China’s Xiaomi branches out beyond smartphones to crack Indian market
The Beijing-based tech giant plans to roll out 102 different products to Indian customers through its Mi Home stores
Chinese technology giant Xiaomi, best known for making smartphones and once hailed as an iPhone slayer, has decided the key to breaking the Indian market lies in a rather different product: the air purifier.
“We have studied the demands of Indian customers, taking their living environment, preferences and consumption power into consideration. The air purifier is the product for us to further establish ourselves in India,” said Eugene Chan, regional manager of Mi Home, Xiaomi’s retail outlet chain.
The Beijing-based firm is betting big on a bricks-and-mortar strategy to expand its presence in India, a country viewed by tech companies around the world as the next big internet market after China.
Another part of the growth strategy is to branch out into making and selling products besides smartphones in an effort to rejuvenate the brand as an “everything store” in the South Asian country.
With its first self-operated retail store set to open in Bangalore next month, Xiaomi plans to open five to 10 more offline stores under the Mi Home brand in India this year, selling products ranging from smartphones and fitness trackers to speakers and robot vacuum cleaners – and, of course, air purifiers.
The plan is likely to include manufacturing some of the items locally to keep costs down.
“We are considering producing air purifiers as well as other home appliance products in India locally to make sure that our products are still at affordable prices even sold offline in overseas countries,” said Chan, who is in charge of Mi Home’s expansion in South China and foreign markets.
India, the fastest growing smartphone market in the world, has attracted a number of Chinese manufacturers, such as Huawei Technologies and Lenovo, as their sales at home stagnate. Xiaomi – one of the world’s most valuable companies in 2014, estimated to be worth US$45 billion – has recently announced plans to set up a second smartphone factory in India.

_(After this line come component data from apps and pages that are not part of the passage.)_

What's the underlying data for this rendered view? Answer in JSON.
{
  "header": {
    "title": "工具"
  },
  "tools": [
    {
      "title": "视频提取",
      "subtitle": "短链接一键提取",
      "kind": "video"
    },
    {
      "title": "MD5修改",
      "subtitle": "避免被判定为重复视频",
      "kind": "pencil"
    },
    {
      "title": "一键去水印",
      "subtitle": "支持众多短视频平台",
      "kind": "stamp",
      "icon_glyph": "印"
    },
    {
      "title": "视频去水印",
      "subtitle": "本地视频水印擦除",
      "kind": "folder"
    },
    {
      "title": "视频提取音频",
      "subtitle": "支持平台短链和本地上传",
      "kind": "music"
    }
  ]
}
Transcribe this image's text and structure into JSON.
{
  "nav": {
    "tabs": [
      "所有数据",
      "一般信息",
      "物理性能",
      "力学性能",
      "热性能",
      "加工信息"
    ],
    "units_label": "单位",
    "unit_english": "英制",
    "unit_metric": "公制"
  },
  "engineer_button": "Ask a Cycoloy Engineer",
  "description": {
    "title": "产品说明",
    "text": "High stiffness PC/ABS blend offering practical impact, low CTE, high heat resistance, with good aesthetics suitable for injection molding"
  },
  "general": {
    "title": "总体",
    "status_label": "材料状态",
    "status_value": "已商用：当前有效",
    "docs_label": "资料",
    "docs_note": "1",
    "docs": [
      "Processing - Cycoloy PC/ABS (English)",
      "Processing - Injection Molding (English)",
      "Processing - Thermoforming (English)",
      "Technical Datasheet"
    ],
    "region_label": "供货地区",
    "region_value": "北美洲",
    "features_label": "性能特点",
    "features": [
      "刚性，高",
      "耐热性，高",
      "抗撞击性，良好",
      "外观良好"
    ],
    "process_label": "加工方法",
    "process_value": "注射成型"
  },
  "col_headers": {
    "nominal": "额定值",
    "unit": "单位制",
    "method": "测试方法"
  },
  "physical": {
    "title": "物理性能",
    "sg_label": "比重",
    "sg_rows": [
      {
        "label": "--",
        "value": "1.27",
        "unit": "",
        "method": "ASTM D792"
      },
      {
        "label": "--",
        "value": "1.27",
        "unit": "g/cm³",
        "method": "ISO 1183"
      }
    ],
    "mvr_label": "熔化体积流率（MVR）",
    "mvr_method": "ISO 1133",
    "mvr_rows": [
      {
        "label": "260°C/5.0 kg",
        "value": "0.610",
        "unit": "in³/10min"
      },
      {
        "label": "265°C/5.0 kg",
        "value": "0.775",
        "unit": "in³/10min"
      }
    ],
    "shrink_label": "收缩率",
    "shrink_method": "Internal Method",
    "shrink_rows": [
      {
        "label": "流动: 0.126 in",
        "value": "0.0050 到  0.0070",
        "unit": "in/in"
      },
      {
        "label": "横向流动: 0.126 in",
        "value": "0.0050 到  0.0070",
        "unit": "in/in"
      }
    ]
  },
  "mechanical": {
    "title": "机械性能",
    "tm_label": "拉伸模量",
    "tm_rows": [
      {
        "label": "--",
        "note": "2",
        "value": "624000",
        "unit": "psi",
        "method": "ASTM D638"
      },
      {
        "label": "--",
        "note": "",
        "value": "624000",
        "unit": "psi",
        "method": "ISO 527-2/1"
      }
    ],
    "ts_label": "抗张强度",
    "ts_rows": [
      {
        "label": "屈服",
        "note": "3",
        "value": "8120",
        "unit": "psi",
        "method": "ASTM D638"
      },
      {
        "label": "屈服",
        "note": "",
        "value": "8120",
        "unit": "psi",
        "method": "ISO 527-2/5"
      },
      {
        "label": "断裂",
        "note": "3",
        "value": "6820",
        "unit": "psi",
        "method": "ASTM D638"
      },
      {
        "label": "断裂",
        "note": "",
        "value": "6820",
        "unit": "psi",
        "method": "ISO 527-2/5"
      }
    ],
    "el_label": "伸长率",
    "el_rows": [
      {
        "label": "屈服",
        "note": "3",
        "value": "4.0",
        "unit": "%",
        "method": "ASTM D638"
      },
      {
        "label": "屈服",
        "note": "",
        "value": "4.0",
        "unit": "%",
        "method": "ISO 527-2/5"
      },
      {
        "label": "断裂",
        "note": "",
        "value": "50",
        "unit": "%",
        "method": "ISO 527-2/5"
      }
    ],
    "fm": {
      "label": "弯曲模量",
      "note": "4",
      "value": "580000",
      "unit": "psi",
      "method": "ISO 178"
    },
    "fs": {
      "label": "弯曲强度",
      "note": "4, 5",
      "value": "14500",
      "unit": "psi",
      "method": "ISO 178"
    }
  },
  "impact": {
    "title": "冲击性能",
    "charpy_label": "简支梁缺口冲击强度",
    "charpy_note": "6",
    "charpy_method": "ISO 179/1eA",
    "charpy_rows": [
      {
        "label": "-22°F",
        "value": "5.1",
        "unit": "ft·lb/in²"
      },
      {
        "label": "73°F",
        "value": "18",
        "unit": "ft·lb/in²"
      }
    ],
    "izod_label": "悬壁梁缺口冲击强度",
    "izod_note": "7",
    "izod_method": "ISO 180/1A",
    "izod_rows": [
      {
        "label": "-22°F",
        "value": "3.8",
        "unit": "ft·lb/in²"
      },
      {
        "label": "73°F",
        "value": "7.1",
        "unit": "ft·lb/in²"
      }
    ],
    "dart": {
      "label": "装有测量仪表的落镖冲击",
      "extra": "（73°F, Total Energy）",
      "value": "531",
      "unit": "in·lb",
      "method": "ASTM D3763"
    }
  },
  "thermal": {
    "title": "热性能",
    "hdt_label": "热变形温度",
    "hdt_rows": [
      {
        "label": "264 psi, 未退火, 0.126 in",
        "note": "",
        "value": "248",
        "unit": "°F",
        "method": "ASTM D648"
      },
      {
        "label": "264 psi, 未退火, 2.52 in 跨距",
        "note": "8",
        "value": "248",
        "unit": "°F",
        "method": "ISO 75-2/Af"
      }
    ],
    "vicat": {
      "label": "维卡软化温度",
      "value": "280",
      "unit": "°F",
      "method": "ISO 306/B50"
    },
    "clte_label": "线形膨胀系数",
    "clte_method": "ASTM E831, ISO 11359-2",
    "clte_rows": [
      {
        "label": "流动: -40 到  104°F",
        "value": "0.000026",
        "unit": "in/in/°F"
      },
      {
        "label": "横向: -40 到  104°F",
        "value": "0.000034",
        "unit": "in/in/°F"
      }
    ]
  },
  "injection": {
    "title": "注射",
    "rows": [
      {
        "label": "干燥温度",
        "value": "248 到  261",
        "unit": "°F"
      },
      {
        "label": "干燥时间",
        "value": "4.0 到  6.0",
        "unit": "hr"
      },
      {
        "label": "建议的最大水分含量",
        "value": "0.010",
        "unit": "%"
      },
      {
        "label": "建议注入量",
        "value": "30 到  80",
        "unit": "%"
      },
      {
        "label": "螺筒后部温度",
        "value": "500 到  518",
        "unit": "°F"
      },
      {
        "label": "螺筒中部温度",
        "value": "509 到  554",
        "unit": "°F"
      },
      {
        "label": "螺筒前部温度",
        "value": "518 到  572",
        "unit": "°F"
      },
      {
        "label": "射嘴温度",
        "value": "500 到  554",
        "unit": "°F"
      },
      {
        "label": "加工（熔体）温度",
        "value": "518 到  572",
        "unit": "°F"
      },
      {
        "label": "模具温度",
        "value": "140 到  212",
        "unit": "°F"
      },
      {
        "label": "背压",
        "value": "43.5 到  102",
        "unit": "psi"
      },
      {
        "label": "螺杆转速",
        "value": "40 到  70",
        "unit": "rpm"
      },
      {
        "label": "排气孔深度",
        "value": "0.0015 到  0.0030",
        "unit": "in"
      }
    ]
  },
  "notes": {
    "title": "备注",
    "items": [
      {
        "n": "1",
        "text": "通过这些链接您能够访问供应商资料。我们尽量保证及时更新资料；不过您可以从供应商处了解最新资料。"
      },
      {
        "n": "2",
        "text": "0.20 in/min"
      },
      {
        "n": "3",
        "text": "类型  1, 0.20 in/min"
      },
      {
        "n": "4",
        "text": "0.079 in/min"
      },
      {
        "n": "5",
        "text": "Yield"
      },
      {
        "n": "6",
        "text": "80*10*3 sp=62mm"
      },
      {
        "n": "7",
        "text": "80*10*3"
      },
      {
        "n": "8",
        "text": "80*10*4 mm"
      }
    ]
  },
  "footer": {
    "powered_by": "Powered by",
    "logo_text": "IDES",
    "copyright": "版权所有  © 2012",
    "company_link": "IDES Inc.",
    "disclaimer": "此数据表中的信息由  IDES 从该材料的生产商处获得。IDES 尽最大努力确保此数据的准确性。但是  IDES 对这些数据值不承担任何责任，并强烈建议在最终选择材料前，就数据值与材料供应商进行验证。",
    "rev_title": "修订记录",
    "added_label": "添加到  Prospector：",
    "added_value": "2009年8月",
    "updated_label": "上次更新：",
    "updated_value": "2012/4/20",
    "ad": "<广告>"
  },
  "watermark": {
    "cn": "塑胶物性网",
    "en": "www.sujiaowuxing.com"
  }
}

Once compared to Apple for its sleek smartphones and dominance in China’s market, Xiaomi’s founder and CEO Lei Jun has recently sought to revamp the company into something more like US warehouse retailer Costco Wholesale, which sells everything from wine and cereal to diamond rings.
He has halted the company’s online-only sales strategy, which originally catapulted Xiaomi to the top, and announced the goal of opening 1,000 Mi Home retail outlets in China in the next three years. Lei is aiming for sales from these stores to top 70 billion yuan annually within five years.
The company currently operates 68 Mi Home stores in locations including Hong Kong and Taiwan.
Xiaomi didn’t reveal the size of its investment in its physical expansion in India. But Chan said the offline strategy is good for both sales and marketing there.
“We hope to bring 102 different kinds of products made by Xiaomi and its partners to Indian customers via Mi Home,” he said.
In a recent interview with Blomberg, Lei said he expected to double Xiaomi’s revenue in India to US$2 billion in 2017.
“The cost of offline expansion is much higher than purely selling products online,” said IDC China’s research manager Jin Di. “But Xiaomi needs to expand its product portfolio in India because the profit margin on smartphones is quite thin due to fierce competition. Home appliances, such as air purifiers, have much better margin than smartphones.”
Xiaomi’s smartphone shipments in India grew 15.3 per cent in the fourth quarter of 2016, beating the industry’s 5.2 per cent, according IDC.